● Task directions:
Where a line contains the word "PennyWise", copy that line from the records below.

(Dataset records)
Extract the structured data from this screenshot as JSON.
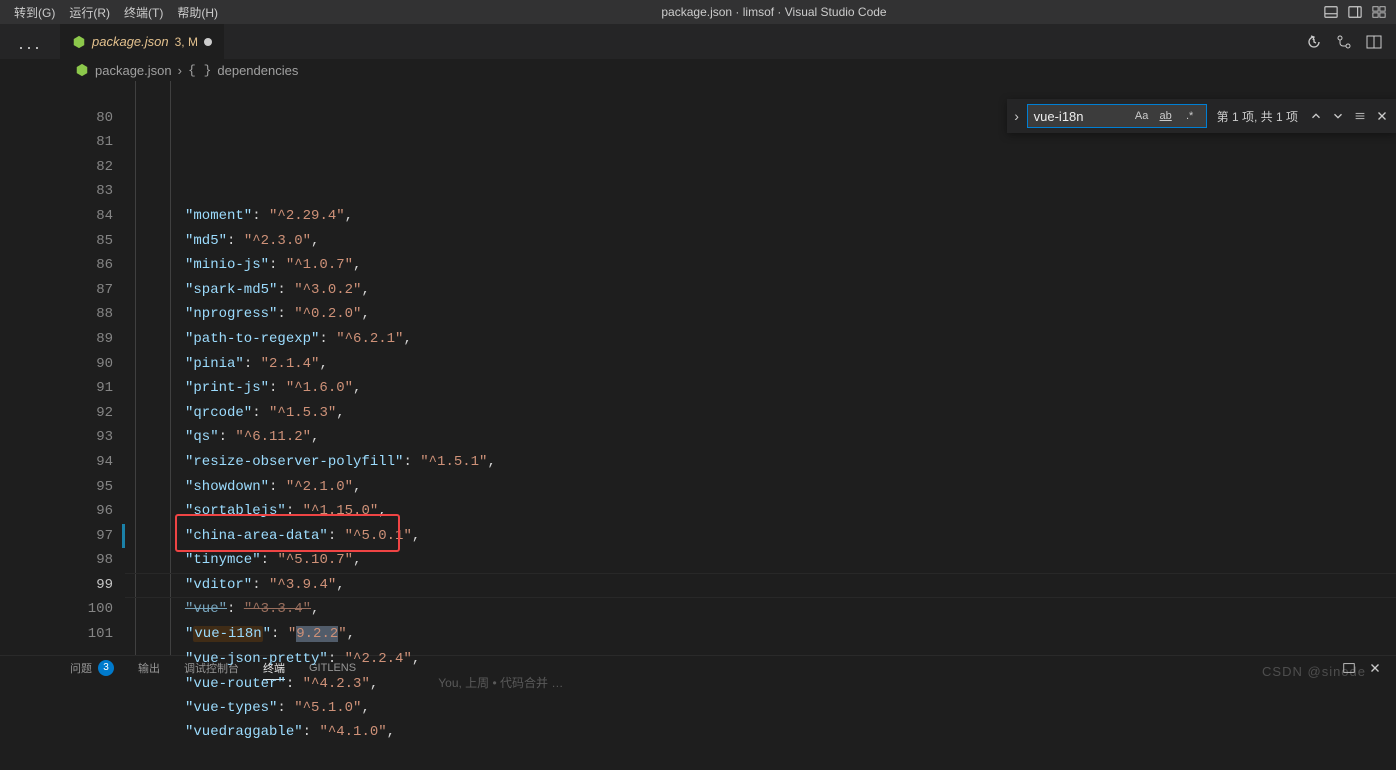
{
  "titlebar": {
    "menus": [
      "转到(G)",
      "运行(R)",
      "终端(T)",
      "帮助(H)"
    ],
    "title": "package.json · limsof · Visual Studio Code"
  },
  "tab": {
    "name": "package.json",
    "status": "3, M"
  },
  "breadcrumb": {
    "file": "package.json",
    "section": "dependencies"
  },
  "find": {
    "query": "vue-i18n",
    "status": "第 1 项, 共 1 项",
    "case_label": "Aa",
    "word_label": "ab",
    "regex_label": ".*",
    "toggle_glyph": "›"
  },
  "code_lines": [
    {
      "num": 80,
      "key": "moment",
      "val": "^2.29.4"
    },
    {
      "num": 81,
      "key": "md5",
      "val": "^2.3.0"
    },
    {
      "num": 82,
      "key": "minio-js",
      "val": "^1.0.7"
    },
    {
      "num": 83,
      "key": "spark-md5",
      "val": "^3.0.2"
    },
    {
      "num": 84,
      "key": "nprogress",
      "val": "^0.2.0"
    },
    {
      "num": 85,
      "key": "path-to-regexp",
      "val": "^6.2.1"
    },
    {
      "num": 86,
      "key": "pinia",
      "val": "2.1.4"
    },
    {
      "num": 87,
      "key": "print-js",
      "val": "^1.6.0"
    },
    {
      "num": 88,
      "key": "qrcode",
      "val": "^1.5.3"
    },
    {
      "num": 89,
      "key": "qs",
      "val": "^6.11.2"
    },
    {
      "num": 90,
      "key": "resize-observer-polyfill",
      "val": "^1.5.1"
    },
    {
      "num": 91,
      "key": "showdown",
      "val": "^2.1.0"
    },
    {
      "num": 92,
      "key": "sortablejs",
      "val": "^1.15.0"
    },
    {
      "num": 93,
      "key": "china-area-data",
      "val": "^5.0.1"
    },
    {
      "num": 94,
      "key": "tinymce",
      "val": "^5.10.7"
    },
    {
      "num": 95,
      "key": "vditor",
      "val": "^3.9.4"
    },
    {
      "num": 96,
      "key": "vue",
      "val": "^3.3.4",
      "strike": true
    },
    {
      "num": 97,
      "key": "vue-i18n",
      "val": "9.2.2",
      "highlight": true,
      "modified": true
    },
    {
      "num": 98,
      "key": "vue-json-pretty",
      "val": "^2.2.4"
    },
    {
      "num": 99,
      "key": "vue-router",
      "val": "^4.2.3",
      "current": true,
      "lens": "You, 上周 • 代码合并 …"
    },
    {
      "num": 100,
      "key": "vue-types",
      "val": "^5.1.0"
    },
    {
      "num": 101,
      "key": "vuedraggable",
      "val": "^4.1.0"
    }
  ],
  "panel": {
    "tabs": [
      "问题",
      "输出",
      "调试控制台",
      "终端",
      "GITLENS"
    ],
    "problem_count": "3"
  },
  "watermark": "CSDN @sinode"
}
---
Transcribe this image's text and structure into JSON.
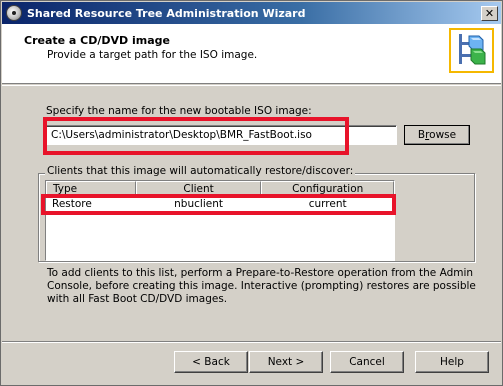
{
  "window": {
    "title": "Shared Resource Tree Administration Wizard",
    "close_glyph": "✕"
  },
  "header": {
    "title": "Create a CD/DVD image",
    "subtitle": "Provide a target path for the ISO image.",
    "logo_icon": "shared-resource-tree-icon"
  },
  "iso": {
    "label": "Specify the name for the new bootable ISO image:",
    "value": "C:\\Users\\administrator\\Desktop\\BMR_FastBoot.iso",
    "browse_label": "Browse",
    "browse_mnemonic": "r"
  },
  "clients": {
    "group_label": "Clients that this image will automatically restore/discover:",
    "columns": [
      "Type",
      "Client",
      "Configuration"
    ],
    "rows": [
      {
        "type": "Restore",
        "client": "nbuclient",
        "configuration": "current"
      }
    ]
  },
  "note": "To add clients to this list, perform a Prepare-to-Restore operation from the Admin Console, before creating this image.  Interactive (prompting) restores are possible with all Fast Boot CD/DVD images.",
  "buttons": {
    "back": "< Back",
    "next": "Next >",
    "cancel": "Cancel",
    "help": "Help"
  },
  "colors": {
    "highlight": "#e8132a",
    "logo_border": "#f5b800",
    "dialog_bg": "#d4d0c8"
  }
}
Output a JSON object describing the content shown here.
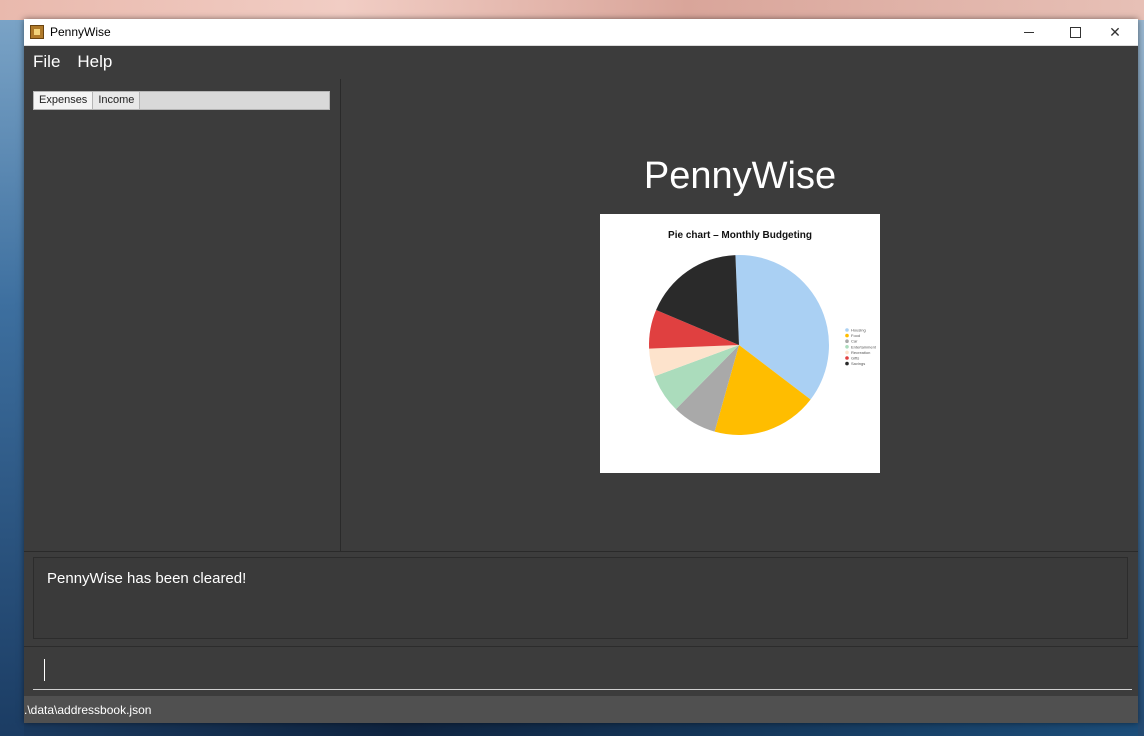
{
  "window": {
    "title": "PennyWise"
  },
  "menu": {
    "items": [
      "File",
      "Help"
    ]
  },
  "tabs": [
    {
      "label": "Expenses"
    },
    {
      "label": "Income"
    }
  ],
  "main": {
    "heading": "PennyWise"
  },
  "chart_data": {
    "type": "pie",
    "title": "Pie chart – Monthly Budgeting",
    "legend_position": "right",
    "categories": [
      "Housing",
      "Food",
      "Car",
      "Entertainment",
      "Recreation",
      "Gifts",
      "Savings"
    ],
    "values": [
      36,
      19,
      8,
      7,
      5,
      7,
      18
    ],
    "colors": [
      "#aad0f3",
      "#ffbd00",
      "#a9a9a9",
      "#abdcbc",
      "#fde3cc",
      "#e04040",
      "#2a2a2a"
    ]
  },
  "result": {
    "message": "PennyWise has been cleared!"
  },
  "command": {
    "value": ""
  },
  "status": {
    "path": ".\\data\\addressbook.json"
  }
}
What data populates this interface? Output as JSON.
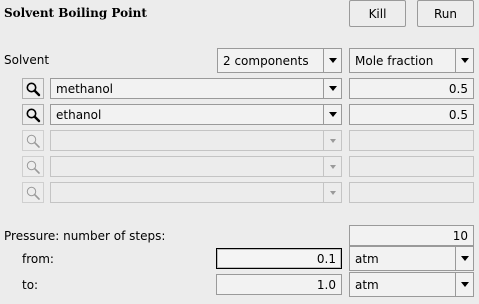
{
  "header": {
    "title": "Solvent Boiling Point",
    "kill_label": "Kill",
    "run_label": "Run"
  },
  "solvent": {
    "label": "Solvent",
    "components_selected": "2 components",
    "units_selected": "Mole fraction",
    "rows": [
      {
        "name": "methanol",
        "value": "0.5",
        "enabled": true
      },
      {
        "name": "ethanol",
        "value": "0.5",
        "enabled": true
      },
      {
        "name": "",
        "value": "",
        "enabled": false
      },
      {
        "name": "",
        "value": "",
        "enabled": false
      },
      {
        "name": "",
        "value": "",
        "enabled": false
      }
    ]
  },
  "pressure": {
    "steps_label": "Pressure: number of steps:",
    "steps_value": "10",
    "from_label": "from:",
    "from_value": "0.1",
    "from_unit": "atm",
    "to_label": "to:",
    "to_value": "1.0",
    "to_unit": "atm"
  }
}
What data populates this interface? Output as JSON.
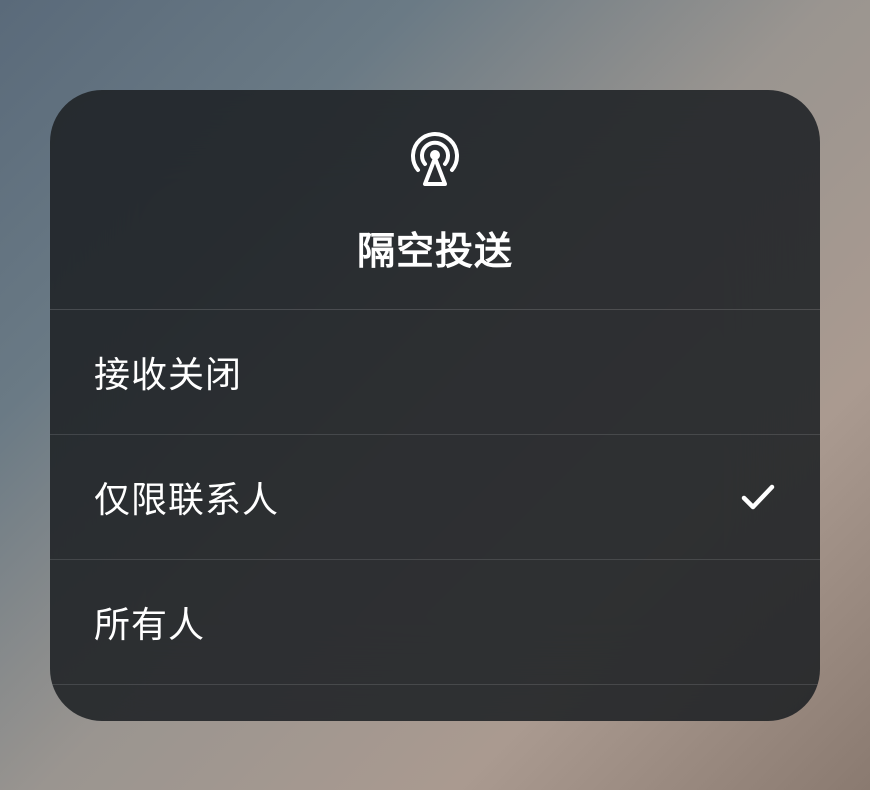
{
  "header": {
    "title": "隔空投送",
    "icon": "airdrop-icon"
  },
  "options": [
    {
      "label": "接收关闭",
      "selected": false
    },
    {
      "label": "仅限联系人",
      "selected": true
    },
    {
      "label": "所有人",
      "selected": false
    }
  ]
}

● The completed task:
    "title": "PennyWise"
    "heading": "PennyWise"
    "message": "PennyWise has been cleared!"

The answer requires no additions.